I am part of a farming cooperative where we send our fresh produce and pasteurized meats to areas in Baltimore where food deserts exist, where residents, especially low-income families have difficulty buying affordable or good-quality, fresh food. This is just one way that rural and urban counties can work together to address needs in our communities and improve health outcomes in all our counties. Healthy eating leads to healthy living, and smart policies like this can also help reduce strains on county health services.

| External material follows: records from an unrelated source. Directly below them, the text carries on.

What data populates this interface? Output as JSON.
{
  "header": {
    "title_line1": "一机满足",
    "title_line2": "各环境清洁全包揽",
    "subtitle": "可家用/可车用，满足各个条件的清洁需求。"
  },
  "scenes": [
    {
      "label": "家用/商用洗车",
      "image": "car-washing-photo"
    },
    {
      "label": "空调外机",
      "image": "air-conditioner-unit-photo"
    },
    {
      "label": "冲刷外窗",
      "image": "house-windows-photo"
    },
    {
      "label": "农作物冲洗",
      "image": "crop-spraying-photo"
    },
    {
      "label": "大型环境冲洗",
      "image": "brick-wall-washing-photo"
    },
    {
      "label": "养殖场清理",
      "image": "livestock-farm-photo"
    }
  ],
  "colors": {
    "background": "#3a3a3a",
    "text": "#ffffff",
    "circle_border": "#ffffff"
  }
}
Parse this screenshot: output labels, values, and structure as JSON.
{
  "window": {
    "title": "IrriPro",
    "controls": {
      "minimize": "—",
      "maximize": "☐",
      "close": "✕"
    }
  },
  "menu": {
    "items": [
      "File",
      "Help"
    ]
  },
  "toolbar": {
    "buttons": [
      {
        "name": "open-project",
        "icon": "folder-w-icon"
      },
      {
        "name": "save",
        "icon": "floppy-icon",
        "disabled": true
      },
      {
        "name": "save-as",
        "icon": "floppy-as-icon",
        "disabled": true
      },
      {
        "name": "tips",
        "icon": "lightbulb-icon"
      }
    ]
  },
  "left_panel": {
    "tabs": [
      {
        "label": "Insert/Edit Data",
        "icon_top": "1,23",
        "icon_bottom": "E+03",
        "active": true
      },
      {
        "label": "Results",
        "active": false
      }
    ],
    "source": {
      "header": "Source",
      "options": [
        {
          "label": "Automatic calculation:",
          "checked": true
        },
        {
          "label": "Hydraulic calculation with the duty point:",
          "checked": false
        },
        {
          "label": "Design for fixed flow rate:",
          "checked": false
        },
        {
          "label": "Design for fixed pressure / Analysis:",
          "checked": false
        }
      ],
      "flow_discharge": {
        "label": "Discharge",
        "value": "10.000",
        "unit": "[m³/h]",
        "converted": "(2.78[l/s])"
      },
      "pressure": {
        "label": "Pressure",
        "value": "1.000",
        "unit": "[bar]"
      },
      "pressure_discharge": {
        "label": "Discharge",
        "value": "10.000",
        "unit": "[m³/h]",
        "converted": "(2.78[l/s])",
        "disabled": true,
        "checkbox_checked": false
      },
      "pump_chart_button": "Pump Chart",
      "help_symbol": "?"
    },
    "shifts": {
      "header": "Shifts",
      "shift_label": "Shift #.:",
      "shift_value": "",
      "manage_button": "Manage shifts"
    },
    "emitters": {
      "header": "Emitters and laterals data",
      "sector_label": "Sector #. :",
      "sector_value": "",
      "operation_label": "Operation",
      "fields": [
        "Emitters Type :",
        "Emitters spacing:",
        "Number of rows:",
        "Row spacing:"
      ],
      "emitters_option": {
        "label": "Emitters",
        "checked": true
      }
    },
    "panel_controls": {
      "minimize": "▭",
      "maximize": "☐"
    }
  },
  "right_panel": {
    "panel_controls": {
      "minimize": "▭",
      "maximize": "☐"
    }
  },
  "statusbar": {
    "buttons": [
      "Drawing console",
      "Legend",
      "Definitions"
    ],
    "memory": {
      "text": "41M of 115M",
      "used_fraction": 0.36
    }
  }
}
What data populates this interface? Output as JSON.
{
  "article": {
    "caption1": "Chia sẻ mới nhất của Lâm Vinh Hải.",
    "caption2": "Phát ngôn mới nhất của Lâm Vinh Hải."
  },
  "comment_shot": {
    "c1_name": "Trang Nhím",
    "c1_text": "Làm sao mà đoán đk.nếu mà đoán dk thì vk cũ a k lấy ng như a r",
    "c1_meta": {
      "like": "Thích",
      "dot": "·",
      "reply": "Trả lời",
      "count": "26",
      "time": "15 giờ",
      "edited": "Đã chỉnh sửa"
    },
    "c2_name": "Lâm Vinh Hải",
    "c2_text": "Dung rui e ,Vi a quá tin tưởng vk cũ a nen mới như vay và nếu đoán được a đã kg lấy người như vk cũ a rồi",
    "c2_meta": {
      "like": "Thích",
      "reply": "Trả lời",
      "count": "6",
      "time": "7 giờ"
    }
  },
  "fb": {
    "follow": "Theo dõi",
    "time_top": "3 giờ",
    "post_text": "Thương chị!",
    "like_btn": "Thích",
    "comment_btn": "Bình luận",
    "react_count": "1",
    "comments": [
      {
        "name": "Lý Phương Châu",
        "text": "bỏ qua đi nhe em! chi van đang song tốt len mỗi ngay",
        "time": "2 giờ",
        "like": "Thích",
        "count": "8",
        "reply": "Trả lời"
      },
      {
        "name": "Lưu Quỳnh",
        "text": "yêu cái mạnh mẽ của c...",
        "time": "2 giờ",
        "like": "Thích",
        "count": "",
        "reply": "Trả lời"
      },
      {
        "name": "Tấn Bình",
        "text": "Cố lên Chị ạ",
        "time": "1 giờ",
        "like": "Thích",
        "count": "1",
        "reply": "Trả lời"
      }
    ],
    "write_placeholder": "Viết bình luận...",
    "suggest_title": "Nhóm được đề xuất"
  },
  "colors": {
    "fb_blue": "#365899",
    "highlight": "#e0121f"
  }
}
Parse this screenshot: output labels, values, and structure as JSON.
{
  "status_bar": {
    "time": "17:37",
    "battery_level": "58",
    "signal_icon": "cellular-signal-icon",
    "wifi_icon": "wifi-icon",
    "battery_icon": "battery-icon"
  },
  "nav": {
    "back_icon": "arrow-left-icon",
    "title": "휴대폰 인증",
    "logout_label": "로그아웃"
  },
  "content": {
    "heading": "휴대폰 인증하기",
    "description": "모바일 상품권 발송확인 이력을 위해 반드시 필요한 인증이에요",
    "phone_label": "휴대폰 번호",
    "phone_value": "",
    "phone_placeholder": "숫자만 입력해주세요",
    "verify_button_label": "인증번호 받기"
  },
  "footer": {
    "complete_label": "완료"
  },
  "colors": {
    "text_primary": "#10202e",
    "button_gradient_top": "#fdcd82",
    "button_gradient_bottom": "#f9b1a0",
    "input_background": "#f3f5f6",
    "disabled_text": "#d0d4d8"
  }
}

As NACo second vice president, I will fight for federal policies that strengthen agriculture and sustain the American family farming tradition. My personal experiences as a member of a multi-generational farming family and rural commissioner make me an effective leader on these issues. With so many things affecting the agriculture industry today, it’s important that our nation’s farming communities have an advocate who understands firsthand our way of life and tradition. This is what separates me from other candidates. I grew up working on our family farm, which was purchased by my great-grandfather in 1919. From a young age, I embraced the farming lifestyle, serving as president of the local chapter of Future Farmers of America and focusing on agriculture education as part of my studies at North Carolina Agriculture & Technical University. I will prioritize efforts to raise awareness both internally and externally about the economic impact of the agriculture sector and the importance of ensuring our nation’s food security.
What measures would you recommend to increase and retain NACo membership and to encourage broad participation in NACo by elected officials and employees of NACo member counties? What specific role would you be willing to assume to help build and sustain membership in NACo?
NACo’s strength and influence are inextricably linked to the level of engagement of our members. The more we can encourage counties to participate actively in NACo, the more power we will have to advocate for our federal priorities to help counties thrive. I propose launching a strategic communications initiative to activate our members to share their individual stories about why Congress and federal agencies need to act on NACo’s legislative priorities. A compelling story has the power to influence policy makers and well-planned, well-placed stories can change minds.
Moreover, NACo’s advocacy success demonstrates to our members NACo’s value and helps with retention and recruitment. This initiative would also mobilize our members to share their individual stories about how the organization helped them grow and deliver better services for their counties back home. These compelling stories will raise awareness about the full range of benefits NACo has to offer and help grow our membership.Hero 1